The most elaborate Egyptian mummification process took about 70 days and included great ceremonies. Embalmers cut the body on the side to remove the intestines, liver, stomach, and lungs. They wrapped the organs in linen and stored them in sacred Canopic jars. The Egyptians believed different gods would protect the organs in the afterlife, so the lids of the four jars depicted the animal associated with the guardian of that organ. The Canopic jars were safely stored so the pharaoh could use his organs in the afterlife. There was no jar for the heart. The Egyptians believed the heart held the pharaoh’s soul, so the embalmers left that organ inside the body.
The Egyptians did not understand the importance of the brain, so priests removed it by inserting a special hook through the nostrils. The hook was swished around, allowing embalmers to remove the mummy’s brain through the nose.
The pharaoh’s mummified body was stuffed for about forty days to drain any fluids. When the stuffing was removed, the body was very dry and smaller than in life. It was again stuffed with packing and covered in jewels. As a final step, the mummy was wrapped in about twenty layers of linen.

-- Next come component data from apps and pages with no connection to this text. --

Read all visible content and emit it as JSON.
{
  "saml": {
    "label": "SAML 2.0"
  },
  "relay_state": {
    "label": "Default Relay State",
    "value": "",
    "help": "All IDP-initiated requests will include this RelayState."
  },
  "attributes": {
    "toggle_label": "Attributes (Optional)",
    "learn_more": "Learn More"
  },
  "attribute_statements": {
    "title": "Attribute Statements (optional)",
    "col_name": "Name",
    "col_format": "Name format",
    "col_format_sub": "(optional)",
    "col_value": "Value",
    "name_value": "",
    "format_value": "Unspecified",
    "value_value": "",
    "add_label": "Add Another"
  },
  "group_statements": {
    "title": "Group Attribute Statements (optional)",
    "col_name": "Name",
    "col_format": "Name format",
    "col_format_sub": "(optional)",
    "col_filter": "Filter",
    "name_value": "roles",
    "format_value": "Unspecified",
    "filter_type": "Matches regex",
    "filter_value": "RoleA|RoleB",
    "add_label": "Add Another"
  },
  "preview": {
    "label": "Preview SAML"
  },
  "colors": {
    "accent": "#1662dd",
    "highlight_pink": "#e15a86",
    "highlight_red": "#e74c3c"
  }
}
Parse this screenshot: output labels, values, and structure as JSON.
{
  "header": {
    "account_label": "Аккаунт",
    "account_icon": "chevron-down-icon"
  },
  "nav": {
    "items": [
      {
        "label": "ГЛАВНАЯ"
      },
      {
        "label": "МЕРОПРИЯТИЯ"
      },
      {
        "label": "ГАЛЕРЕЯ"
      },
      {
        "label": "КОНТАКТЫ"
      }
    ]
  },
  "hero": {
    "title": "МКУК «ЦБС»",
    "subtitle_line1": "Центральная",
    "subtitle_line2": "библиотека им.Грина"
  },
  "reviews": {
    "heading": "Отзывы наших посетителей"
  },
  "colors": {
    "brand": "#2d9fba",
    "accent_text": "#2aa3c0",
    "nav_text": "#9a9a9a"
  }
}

Many of the pharaohs were buried in a set of nesting mummy cases and elaborate stone coffins called sarcophagi. When a pharaoh’s mummy was complete, a priest would touch the mouth of the mummy with a stick so that the pharaoh could breathe and speak in the afterlife.